Familiar Faces in Saigon

It’s hot in Saigon. At 10 o’clock in the morning it’s already thirty degrees with a mounting noon day sun. Rivers of sweat stream down my chest and my t-shirt is wet against my skin. We’re in the market area of old Cholon, the Chinese quarter of  Ho Chi Minh City.  I avoid a passing motorcycle and hug a shade on the sidewalk.

Up ahead Arnaud our photo guide,  is telling us to use f3.5 for close-up portrait shots.

“You muss go in cloze,” he says.

Arnaud is a Frenchman living in Vietnam and enjoying the life of full time street photography.   His enthusiasm is passionate and relentless. We’ve spent three hours walking  and he hasn’t stopped talking once. Lucky for me, he latches on to my Paris born husband and lapses into French.

Two street vendors set-up stalls across a narrow pathway; one selling food, the other selling flowers.  I take a quick shot of the flower vendor.
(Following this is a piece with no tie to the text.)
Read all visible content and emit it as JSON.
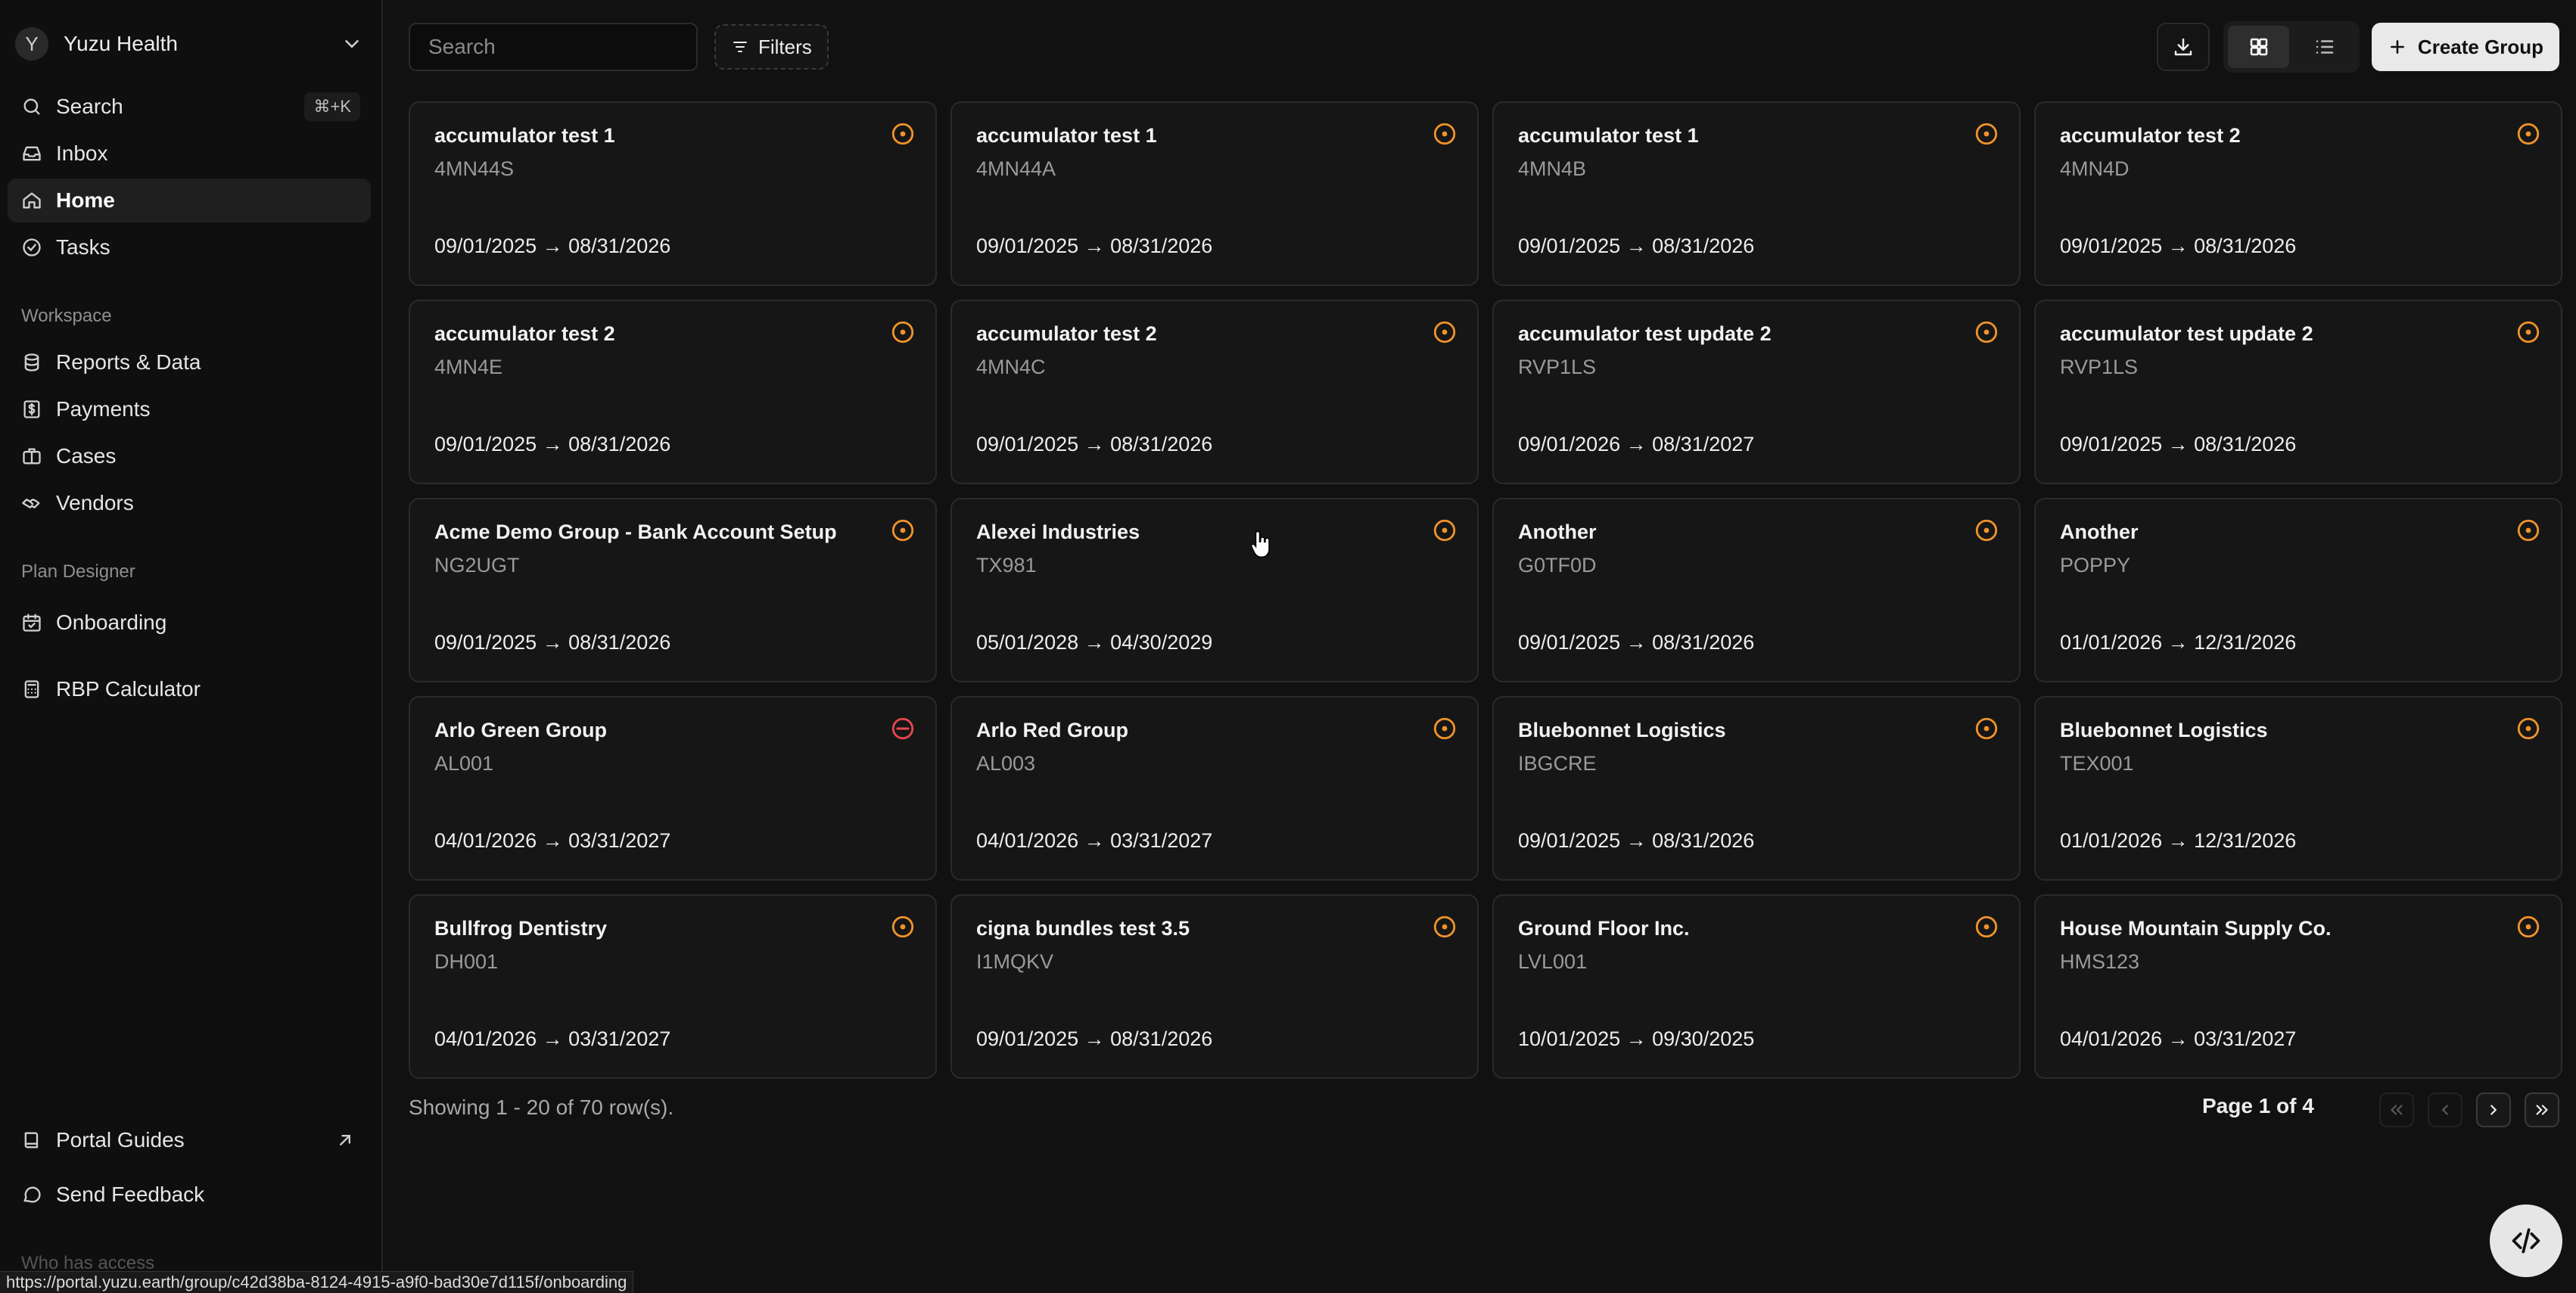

She seems familiar. The set of her mouth, the curve of her nose, the slant of her eyes. She reminds me of my grandmother.
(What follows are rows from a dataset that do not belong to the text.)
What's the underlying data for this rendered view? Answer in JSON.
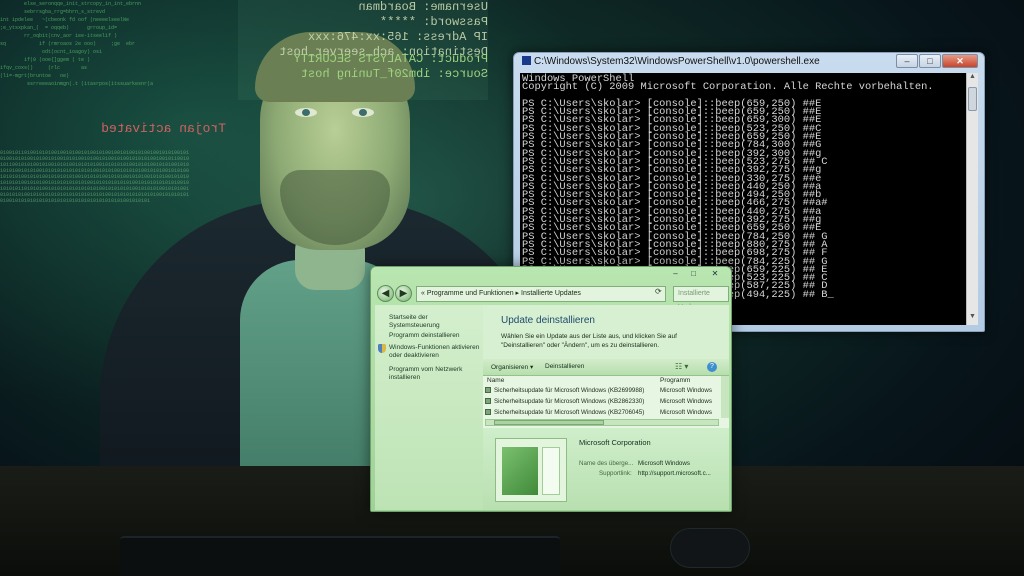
{
  "background": {
    "credentials_text": "Username: Boardman\nPassword: *****\nIP Adress: 165:xx:476:xxx\nDestination: ach_seerver_host",
    "product_text": "Product: CATALYSTS SECURITY\nSource: ibm20f_Tuning host",
    "trojan_text": "Trojan activated",
    "code_lines": "        else_seronqqe_init_strcopy_in_int_ebrnn\n        sebrrsgba_rrg=bhrn_s_strevd\nint ipdelee   ~(cbeonk fd oof (neeeelseelNe\n;e_ytsxpkan_(  = oqqeb)      grroup_id=\n        rr_oqbit(cnv_aor iee-itseelif )\nsq           if (rmroaos 2e ooo)     ;ge  ebr\n              odt(ocnt_ioagoy) osi\n        if(0 (ooe{]ggem ( te )\nifqv_coxs()     (rlc       as\n(l1=-mgrt(bruntoe   oe)\n         ssrreeeaoinmgn(.t (itasrpos(itssuarkesnr(a\n",
    "binary_text": "01001011010010101001001010010100101001001010010100100101010010101001010100101001010010101001010010100101001010101001001011001010110010101001010010101001010101001010101010010101001010100101010101001010100101010101010101010010101001010101001010100101010010101010010101001010101010010101010010101001010100101010010101010101010010101001010101010101001010101010101001010101010101001010101011010101001010101010101010100101010101001010101001010100101010101001010101010101010101010101001010101010101010010101010101001010101010101010101010101010101010101001010101"
  },
  "powershell": {
    "title": "C:\\Windows\\System32\\WindowsPowerShell\\v1.0\\powershell.exe",
    "controls": {
      "minimize": "–",
      "maximize": "□",
      "close": "✕"
    },
    "console_text": "Windows PowerShell\nCopyright (C) 2009 Microsoft Corporation. Alle Rechte vorbehalten.\n\nPS C:\\Users\\skolar> [console]::beep(659,250) ##E\nPS C:\\Users\\skolar> [console]::beep(659,250) ##E\nPS C:\\Users\\skolar> [console]::beep(659,300) ##E\nPS C:\\Users\\skolar> [console]::beep(523,250) ##C\nPS C:\\Users\\skolar> [console]::beep(659,250) ##E\nPS C:\\Users\\skolar> [console]::beep(784,300) ##G\nPS C:\\Users\\skolar> [console]::beep(392,300) ##g\nPS C:\\Users\\skolar> [console]::beep(523,275) ## C\nPS C:\\Users\\skolar> [console]::beep(392,275) ##g\nPS C:\\Users\\skolar> [console]::beep(330,275) ##e\nPS C:\\Users\\skolar> [console]::beep(440,250) ##a\nPS C:\\Users\\skolar> [console]::beep(494,250) ##b\nPS C:\\Users\\skolar> [console]::beep(466,275) ##a#\nPS C:\\Users\\skolar> [console]::beep(440,275) ##a\nPS C:\\Users\\skolar> [console]::beep(392,275) ##g\nPS C:\\Users\\skolar> [console]::beep(659,250) ##E\nPS C:\\Users\\skolar> [console]::beep(784,250) ## G\nPS C:\\Users\\skolar> [console]::beep(880,275) ## A\nPS C:\\Users\\skolar> [console]::beep(698,275) ## F\nPS C:\\Users\\skolar> [console]::beep(784,225) ## G\nPS C:\\Users\\skolar> [console]::beep(659,225) ## E\nPS C:\\Users\\skolar> [console]::beep(523,225) ## C\nPS C:\\Users\\skolar> [console]::beep(587,225) ## D\nPS C:\\Users\\skolar> [console]::beep(494,225) ## B_"
  },
  "control_panel": {
    "window_controls": {
      "minimize": "–",
      "maximize": "□",
      "close": "✕"
    },
    "breadcrumb": "«  Programme und Funktionen  ▸  Installierte Updates",
    "search_placeholder": "Installierte Upd...",
    "left_links": [
      "Startseite der Systemsteuerung",
      "Programm deinstallieren",
      "Windows-Funktionen aktivieren oder deaktivieren",
      "Programm vom Netzwerk installieren"
    ],
    "heading": "Update deinstallieren",
    "description": "Wählen Sie ein Update aus der Liste aus, und klicken Sie auf \"Deinstallieren\" oder \"Ändern\", um es zu deinstallieren.",
    "toolbar": {
      "organize": "Organisieren  ▾",
      "uninstall": "Deinstallieren"
    },
    "columns": {
      "name": "Name",
      "program": "Programm"
    },
    "rows": [
      {
        "name": "Sicherheitsupdate für Microsoft Windows (KB2699988)",
        "program": "Microsoft Windows"
      },
      {
        "name": "Sicherheitsupdate für Microsoft Windows (KB2862330)",
        "program": "Microsoft Windows"
      },
      {
        "name": "Sicherheitsupdate für Microsoft Windows (KB2706045)",
        "program": "Microsoft Windows"
      }
    ],
    "details": {
      "publisher": "Microsoft Corporation",
      "parent_label": "Name des überge...",
      "parent_value": "Microsoft Windows",
      "support_label": "Supportlink:",
      "support_value": "http://support.microsoft.c..."
    }
  }
}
Her friend across the street calls out, laughing and a little jealous of her attention.  I take her picture too. I’m rewarded with a bright mischievous grin

Up ahead Luc and Arnaud are circling a bemused old man. He’s been caught waiting for his wife. Arnaud’s behemoth Nikon hovers near the man’s face. He catches my eye and I shake my head apologetically. After they’ve moved on, I take my shot from a respectable f5.6 and 35mm distance.

“Are you Japanese?” he says in perfect English.

I shake my head and un-mindfuly say “Chinese.”

“Wo shi hua ren,” he says. He holds his hand three feet off the ground. “Wo li kai zhong guo shi, hai shi ge xiao nan hai.”

I catch the words ‘zhong guo’ for China. I gather that he’s originally from China and that he left for Vietnam when he was very small.

Later when I look at the map of Vietnam, I realize how close it is to China. It shares a border with Guangxi, the southern most province and homeland of my great great grandfather.  Looking closer at the old man’s photo, I see the familiar Han nose and hooded almond shaped eyes. Clumps of stiff white hair bristle from his cheek.

It reminds me of my father, who at eighty three years doesn’t see or shave as well as he used to. In fact this man has an uncanny resemblance to my father’s friend, Uncle Louie. I call him uncle not because he’s a relative but because it’s the traditional term of respect for Chinese elders. When I was little I used to think that I had the biggest family in the world. Maybe I wasn’t half wrong.

Photos taken in HCMC, Vietnam. 2015


If We Were Having Coffee … Ca phe

Viet Coffe
Ca phe da & Ca phe sua nong

If we were having coffee I’d be having iced ca phe da and you’d be having hot ca phe sua nong. We’d be sitting in a hip Vietnamese cafe waiting on our banh mi sandwiches. On the wall behind us a flickering screen would play a reel of old Saigon street scenes filled with people moving with jerky imprecision. All around us we’d hear music from the ’70s, old disco and throw back rock.

I’m nodding my head to the Bee Gee’s “Tragedy” and trying to remember what I was doing in 1977.   Studying for exams. Thinking about university. Watching Star Wars and Saturday Night Fever.

I stir my coffee with the bamboo straw and take a sip from the blue enamel tin cup. Vietnamese ca phe is strong and black, made with metal filter drips placed over a coffee cup pre-filled with a layer of sweet condensed milk.

Last year I went to Vietnam for a leisurely one week photo crawl through Saigon (Ho Chi Minh City.) On the pathways around Notre Dame Cathedral, students drank sidewalk ca phe and nearby alleyways hid coffee making cubby holes. Reggie, my Saigon guide, told me not to buy the sidewalk ca phe because vendors roast the beans with cheap corn and unknown fillers.

At 21 years old, Reggie was a good looking  hipster dude.  He wore long shorts, horn rimmed glasses and a newsie cap. He liked plaid shirts, risotto, film photography and Irish girls. He reminded me of my teenage son.

Which means his parents could have been my age.  Except that in 1977 Saigon they would’ve been  in a different world. Reggie said that after  the fall of Saigon, his father was in a  trại học tập cải tạo (re-education camp) for twelve years.  He said it quietly and didn’t elaborate.  He’s an only son whose lifestyle reflects indulgent parents. Parents like me, but with different memories when hearing “Tragedy.”